**Component data from apps and pages:**

++++

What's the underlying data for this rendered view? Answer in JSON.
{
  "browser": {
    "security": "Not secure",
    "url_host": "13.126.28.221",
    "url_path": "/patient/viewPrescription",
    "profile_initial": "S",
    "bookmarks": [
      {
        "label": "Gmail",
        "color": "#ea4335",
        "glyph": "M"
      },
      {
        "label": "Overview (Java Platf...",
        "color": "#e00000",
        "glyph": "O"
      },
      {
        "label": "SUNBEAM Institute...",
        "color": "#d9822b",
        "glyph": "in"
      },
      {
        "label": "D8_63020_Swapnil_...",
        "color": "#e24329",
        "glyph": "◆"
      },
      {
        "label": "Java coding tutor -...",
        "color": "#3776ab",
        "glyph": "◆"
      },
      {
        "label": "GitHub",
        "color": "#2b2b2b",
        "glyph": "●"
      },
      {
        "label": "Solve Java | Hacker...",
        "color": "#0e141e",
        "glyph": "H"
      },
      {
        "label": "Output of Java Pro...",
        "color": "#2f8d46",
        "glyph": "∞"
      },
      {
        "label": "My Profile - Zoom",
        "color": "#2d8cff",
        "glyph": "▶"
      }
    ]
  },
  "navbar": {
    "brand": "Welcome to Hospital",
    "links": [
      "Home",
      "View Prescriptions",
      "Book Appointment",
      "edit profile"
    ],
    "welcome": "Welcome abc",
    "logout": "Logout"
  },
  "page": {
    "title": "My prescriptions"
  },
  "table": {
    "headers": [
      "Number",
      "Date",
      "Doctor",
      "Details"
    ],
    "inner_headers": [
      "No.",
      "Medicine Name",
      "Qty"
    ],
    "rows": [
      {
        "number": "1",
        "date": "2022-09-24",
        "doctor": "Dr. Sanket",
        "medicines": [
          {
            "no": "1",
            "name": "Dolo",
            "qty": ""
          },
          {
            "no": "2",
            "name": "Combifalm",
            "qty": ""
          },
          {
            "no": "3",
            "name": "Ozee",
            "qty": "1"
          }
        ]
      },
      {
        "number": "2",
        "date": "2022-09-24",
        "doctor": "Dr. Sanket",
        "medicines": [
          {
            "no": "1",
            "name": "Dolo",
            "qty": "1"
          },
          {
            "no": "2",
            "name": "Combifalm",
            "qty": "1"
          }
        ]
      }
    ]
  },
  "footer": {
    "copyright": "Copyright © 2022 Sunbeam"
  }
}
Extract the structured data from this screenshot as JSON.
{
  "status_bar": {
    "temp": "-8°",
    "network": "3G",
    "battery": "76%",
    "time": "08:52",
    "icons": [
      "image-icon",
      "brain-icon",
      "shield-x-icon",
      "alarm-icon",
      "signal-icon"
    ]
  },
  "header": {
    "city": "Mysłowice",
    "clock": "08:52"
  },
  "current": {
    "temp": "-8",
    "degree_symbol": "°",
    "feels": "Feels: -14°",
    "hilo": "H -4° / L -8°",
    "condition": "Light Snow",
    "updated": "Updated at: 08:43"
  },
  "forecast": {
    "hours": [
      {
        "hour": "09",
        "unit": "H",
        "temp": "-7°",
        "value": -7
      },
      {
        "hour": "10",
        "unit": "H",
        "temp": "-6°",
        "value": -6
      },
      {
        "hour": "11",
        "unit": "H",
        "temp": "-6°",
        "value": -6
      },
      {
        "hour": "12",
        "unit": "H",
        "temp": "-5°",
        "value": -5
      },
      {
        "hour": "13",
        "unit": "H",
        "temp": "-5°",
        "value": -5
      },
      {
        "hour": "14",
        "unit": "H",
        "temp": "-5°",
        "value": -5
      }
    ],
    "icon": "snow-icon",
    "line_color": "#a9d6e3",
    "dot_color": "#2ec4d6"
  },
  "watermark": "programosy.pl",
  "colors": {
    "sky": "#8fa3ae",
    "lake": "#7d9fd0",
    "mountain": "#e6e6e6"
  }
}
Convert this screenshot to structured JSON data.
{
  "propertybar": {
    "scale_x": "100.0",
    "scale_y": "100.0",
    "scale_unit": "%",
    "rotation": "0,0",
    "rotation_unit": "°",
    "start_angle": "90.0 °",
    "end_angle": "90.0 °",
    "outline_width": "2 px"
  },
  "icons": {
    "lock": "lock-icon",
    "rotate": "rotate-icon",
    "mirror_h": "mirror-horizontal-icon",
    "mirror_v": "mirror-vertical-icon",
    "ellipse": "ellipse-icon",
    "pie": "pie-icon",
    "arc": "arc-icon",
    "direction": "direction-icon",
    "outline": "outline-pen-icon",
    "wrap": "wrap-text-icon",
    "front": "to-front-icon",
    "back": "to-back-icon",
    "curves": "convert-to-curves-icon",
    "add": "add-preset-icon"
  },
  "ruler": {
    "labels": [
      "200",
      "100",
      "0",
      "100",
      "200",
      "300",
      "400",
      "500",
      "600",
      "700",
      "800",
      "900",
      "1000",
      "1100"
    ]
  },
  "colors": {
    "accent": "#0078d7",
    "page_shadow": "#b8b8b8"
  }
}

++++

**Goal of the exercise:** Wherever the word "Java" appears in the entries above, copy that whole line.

**Solved problem:**
        "label": "Overview (Java Platf...",
        "label": "Java coding tutor -...",
        "label": "Solve Java | Hacker...",
        "label": "Output of Java Pro...",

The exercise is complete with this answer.